[Records excerpted from a collection]
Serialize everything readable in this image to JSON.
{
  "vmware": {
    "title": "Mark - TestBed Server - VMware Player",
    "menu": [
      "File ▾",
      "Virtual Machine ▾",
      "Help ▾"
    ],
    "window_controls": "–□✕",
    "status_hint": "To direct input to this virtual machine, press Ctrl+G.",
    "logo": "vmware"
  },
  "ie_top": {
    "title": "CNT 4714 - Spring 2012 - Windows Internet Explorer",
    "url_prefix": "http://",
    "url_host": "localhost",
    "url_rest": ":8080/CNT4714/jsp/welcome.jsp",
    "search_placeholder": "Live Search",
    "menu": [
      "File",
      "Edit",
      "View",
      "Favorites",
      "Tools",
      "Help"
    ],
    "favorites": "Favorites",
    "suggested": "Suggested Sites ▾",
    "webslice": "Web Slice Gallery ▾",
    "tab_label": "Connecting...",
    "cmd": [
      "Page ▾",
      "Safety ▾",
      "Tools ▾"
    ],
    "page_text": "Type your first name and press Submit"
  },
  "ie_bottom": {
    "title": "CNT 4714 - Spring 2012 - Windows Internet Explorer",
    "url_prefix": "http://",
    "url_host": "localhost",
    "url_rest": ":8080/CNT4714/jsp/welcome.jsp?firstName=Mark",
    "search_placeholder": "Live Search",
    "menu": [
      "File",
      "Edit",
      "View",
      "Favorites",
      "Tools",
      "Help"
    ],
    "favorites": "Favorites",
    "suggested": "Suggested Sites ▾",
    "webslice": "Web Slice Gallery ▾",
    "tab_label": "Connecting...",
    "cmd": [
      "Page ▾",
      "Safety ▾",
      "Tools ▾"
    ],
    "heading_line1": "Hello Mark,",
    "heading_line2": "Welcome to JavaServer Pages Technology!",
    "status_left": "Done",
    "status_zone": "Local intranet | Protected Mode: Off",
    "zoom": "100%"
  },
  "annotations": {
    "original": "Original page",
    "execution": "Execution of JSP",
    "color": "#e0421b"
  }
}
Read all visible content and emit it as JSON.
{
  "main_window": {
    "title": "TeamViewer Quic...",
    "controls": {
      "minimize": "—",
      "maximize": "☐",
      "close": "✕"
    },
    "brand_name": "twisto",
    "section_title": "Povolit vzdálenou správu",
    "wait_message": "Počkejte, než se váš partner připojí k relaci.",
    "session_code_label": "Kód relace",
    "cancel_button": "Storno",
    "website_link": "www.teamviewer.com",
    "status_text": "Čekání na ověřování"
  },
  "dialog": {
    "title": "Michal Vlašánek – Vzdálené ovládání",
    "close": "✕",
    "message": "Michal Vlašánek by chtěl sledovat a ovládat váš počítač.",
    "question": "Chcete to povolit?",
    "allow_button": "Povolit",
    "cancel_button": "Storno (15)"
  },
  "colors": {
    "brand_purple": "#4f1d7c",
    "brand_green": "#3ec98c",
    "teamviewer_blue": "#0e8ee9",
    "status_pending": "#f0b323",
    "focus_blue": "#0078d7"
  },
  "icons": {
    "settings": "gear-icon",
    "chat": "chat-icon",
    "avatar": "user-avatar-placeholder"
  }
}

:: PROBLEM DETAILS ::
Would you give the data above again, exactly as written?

:: TASK OUTPUT ::
Serialize everything readable in this image to JSON.
{
  "vmware": {
    "title": "Mark - TestBed Server - VMware Player",
    "menu": [
      "File ▾",
      "Virtual Machine ▾",
      "Help ▾"
    ],
    "window_controls": "–□✕",
    "status_hint": "To direct input to this virtual machine, press Ctrl+G.",
    "logo": "vmware"
  },
  "ie_top": {
    "title": "CNT 4714 - Spring 2012 - Windows Internet Explorer",
    "url_prefix": "http://",
    "url_host": "localhost",
    "url_rest": ":8080/CNT4714/jsp/welcome.jsp",
    "search_placeholder": "Live Search",
    "menu": [
      "File",
      "Edit",
      "View",
      "Favorites",
      "Tools",
      "Help"
    ],
    "favorites": "Favorites",
    "suggested": "Suggested Sites ▾",
    "webslice": "Web Slice Gallery ▾",
    "tab_label": "Connecting...",
    "cmd": [
      "Page ▾",
      "Safety ▾",
      "Tools ▾"
    ],
    "page_text": "Type your first name and press Submit"
  },
  "ie_bottom": {
    "title": "CNT 4714 - Spring 2012 - Windows Internet Explorer",
    "url_prefix": "http://",
    "url_host": "localhost",
    "url_rest": ":8080/CNT4714/jsp/welcome.jsp?firstName=Mark",
    "search_placeholder": "Live Search",
    "menu": [
      "File",
      "Edit",
      "View",
      "Favorites",
      "Tools",
      "Help"
    ],
    "favorites": "Favorites",
    "suggested": "Suggested Sites ▾",
    "webslice": "Web Slice Gallery ▾",
    "tab_label": "Connecting...",
    "cmd": [
      "Page ▾",
      "Safety ▾",
      "Tools ▾"
    ],
    "heading_line1": "Hello Mark,",
    "heading_line2": "Welcome to JavaServer Pages Technology!",
    "status_left": "Done",
    "status_zone": "Local intranet | Protected Mode: Off",
    "zoom": "100%"
  },
  "annotations": {
    "original": "Original page",
    "execution": "Execution of JSP",
    "color": "#e0421b"
  }
}
Read all visible content and emit it as JSON.
{
  "main_window": {
    "title": "TeamViewer Quic...",
    "controls": {
      "minimize": "—",
      "maximize": "☐",
      "close": "✕"
    },
    "brand_name": "twisto",
    "section_title": "Povolit vzdálenou správu",
    "wait_message": "Počkejte, než se váš partner připojí k relaci.",
    "session_code_label": "Kód relace",
    "cancel_button": "Storno",
    "website_link": "www.teamviewer.com",
    "status_text": "Čekání na ověřování"
  },
  "dialog": {
    "title": "Michal Vlašánek – Vzdálené ovládání",
    "close": "✕",
    "message": "Michal Vlašánek by chtěl sledovat a ovládat váš počítač.",
    "question": "Chcete to povolit?",
    "allow_button": "Povolit",
    "cancel_button": "Storno (15)"
  },
  "colors": {
    "brand_purple": "#4f1d7c",
    "brand_green": "#3ec98c",
    "teamviewer_blue": "#0e8ee9",
    "status_pending": "#f0b323",
    "focus_blue": "#0078d7"
  },
  "icons": {
    "settings": "gear-icon",
    "chat": "chat-icon",
    "avatar": "user-avatar-placeholder"
  }
}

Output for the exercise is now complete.